By Andrew Emett
Due to the health risks associated with the Essure birth control device, the U.S. Food and Drug Administration (FDA) recently issued an order restricting the sale and distribution of the device. Despite the fact that Bayer has announced discontinuing sales of Essure across the world, the U.S. remains the only country where the device is marketed and sold.
On April 9, the FDA ordered changes to the Premarket Approval (PMA) of Bayer’s Essure sterilization procedure, requiring doctors and patients to sign off on a checklist of potential health problems, to ensure that the patient is fully informed about the risks. Although there has been an approximately 70 percent decline in sales of Essure in the U.S. within the past few years, the FDA has determined that some women still are not receiving information about the known risks of Essure before implantation.
“We’ve been closely evaluating new information on the use of Essure, and based on our review of a growing body of evidence, we believe this product requires additional, meaningful safeguards to ensure women are able to make informed decisions about risk when considering this option,” said FDA Commissioner Scott Gottlieb. “We take the concerns of all women affected by Essure very seriously. I’ve personally had the opportunity to meet with several women and hear their important concerns about this product. Despite previous efforts to alert women to the potential complications of Essure, we know that some patients still aren’t receiving this important information. That is simply unacceptable. Every single woman receiving this device should fully understand the associated risks.”
Inserted into the fallopian tubes via catheterization, the Essure implant is intended to be a permanent birth control device that prevents conception by building a layer of scar tissue around the implant. Major complications associated with Essure include pain, hemorrhages, severe cramping, blood clots, infection, unintended pregnancy, migration of device, and device breakage.
Besides migrating to other parts of the body and causing organ perforation, Essure devices can also lead to other adverse effects, including excessive bleeding, pelvic pain, ectopic pregnancy, and an allergic reaction to nickel in the coiled implant.

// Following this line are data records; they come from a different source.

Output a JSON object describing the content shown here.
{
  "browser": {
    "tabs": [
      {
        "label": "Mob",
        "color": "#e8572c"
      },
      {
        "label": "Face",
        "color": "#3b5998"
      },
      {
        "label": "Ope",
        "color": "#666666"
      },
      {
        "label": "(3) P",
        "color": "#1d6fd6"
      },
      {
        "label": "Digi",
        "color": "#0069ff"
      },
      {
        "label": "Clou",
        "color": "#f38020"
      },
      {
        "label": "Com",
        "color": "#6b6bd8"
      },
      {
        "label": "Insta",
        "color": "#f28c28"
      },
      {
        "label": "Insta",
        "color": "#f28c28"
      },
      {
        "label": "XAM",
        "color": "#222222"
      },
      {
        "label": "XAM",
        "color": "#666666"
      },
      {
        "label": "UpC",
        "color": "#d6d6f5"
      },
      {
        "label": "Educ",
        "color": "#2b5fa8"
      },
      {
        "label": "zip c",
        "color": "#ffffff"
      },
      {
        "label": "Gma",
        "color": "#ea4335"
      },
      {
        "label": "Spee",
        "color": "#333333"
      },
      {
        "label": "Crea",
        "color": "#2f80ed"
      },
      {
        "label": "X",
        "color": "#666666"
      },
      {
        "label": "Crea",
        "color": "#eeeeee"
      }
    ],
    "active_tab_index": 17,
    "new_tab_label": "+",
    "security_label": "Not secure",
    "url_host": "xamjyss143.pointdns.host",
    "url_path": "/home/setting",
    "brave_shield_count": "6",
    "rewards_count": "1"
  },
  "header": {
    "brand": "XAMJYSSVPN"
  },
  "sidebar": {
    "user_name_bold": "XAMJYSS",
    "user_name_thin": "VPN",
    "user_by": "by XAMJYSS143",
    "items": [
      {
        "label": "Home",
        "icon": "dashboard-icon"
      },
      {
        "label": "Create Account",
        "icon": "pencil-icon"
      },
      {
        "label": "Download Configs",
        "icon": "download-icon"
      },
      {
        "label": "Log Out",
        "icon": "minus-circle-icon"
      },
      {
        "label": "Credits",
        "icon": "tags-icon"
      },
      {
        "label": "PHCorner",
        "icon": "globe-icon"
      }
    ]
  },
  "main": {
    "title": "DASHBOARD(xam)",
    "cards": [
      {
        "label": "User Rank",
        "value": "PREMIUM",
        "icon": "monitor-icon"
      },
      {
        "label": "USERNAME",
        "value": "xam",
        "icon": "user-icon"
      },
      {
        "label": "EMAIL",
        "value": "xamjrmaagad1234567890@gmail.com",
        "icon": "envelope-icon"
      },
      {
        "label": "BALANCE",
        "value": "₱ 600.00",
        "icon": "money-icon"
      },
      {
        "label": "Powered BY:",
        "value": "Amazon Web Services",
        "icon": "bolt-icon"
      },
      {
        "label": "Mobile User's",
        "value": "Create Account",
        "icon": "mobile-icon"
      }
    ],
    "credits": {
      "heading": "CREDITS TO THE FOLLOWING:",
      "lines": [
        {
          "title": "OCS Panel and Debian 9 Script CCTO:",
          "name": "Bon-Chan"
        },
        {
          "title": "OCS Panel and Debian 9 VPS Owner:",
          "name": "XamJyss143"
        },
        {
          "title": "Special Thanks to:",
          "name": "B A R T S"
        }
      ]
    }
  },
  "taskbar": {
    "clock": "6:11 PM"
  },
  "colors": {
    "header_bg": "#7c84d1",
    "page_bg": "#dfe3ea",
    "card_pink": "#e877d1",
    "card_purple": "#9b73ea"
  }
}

Complications with Essure devices have resulted in hysterectomies, salpingectomies, and death.
“Ensuring informed decision making is just one important step in our ongoing efforts to monitor this device. We remain committed to carefully and thoroughly considering all new data and evidence and will continue to work with patients affected by this device as part of our process,” said Terri Cornelison, M.D., Ph.D., assistant director for the health of women in the FDA’s Center for Devices and Radiological Health. “While some women may continue to choose Essure as their birth control option based on current information, as new information becomes available, the FDA will continue to keep the public informed of the agency’s evaluation and findings, and consider regulatory options that appropriately balance benefits and risks for Essure.”
According to Gottlieb, the FDA received nearly 12,000 adverse event reports related to Essure last year with the majority of the reports sent in the last quarter of 2017. More than 90 percent of the reports last year mentioned issues involving potential device removal, which the FDA is further investigating.
The FDA is currently waiting for Bayer to finish a safety study involving thousands of women and designed to examine the hazardous side effects of Essure coils. Although the FDA has seen an increase in the total number of enrolled patients over the past six months, the study is not scheduled for completion until 2023.